[Blogger’s Note: This originally ran as a item in the Larry the Free Software Guy blog in June 2011. I am repeating it here in order to urge those who use CrunchBang to donate to the distro at the link here, and the way this can be done relatively painlessly — and how we all benefit — is explained below. Thanks, and a report from SCALE 10X is forthcoming -Larry.]
During my campaign for Insurance Commissioner of California in 2006 — where I just missed being elected to state office by a mere 46.5 percent of the vote — one of my campaign fundraising materials was a handout with a sandwich on it. It said, in effect, that if you give up one of these a week and send the money — $5 per week, in this case — to the campaign, you could have proper representation in Sacramento.
[It should be noted that, as a Green Party candidate, I did not take corporate campaign donations — not that any were forthcoming — so I needed a lot of sandwiches to mount an effective campaign. Thank goodness for FOSS, since I didn’t have to buy any software, but that’s another story.]
Yesterday’s blog item about the Ubuntu earrings that are being used as a fundraiser for Partimus started me thinking about how some people shy away from donating to groups or, in our case, FOSS projects because they think it takes a lot up front.
Nope, it doesn’t have to. It takes one sandwich at a time. Or coffee. Or dessert. Giving up one of these just once a week, multiplied by a significant number of people, can put some well-deserved projects in some pretty good financial shape.
It’s very simple — instead of having that grande iced mochajavafrappamacchiato at Starbucks today, send the money via PayPal to a FOSS project that you use regularly, as a way of saying, “Thanks.”
Give to Partimus, the project that is putting Linux-based computer labs in low-income schools in Northern California (or buy a pair of earrings). Or the HeliOS Project, since “a child’s exposure to technology should never be predicated on the ability to afford it.”
The possibilities only end at the number of FOSS programs that are taking donations. Go to the programs that you use and look for a “donate” button.
Then give ’em a sandwich.
[Extra points to whomever can identify which song the title of this blog comes from. No Googling.]

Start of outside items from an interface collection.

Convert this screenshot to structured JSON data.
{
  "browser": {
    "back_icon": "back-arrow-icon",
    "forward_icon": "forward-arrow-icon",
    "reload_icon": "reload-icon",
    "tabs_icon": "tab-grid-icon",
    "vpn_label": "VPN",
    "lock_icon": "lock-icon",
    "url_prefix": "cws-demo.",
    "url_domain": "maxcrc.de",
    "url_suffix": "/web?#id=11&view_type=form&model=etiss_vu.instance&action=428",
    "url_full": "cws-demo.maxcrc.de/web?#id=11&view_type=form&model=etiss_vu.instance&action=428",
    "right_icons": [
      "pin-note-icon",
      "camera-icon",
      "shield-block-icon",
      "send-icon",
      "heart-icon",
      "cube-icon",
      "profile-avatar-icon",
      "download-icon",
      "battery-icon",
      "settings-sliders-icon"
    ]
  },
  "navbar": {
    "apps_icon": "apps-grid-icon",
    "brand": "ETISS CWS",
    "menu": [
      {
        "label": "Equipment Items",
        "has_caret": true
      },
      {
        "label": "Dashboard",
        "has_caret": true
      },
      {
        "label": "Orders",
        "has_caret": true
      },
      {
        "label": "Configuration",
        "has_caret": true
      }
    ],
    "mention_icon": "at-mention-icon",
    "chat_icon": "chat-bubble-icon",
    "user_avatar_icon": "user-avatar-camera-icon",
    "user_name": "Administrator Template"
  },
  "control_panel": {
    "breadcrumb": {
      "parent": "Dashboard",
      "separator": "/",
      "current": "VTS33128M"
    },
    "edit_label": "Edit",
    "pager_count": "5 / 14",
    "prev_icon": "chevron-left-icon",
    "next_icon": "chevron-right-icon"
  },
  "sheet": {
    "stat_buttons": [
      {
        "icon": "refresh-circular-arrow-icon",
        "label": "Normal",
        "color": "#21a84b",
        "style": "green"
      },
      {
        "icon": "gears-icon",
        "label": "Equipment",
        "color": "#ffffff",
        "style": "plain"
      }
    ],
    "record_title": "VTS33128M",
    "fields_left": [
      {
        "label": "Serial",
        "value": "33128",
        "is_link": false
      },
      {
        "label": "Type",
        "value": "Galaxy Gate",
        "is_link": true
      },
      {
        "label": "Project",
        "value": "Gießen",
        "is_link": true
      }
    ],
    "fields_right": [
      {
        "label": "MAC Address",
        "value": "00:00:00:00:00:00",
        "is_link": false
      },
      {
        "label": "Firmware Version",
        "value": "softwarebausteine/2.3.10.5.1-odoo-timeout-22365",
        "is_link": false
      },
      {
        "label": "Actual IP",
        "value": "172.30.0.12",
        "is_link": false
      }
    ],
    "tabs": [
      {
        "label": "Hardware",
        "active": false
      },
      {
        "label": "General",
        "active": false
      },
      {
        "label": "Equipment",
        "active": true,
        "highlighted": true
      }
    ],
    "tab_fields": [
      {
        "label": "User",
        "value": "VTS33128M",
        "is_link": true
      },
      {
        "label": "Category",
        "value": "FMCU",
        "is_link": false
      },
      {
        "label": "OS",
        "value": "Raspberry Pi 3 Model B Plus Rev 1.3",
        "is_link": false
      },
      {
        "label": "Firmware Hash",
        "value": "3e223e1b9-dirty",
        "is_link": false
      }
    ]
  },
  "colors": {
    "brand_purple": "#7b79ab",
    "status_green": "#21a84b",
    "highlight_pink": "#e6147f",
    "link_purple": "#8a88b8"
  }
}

(Larry Cafiero is one of the founders of the Lindependence Project and has just started developing software at Redwood Digital Research, a consultancy that provides FOSS solutions in the small business and home office environment.)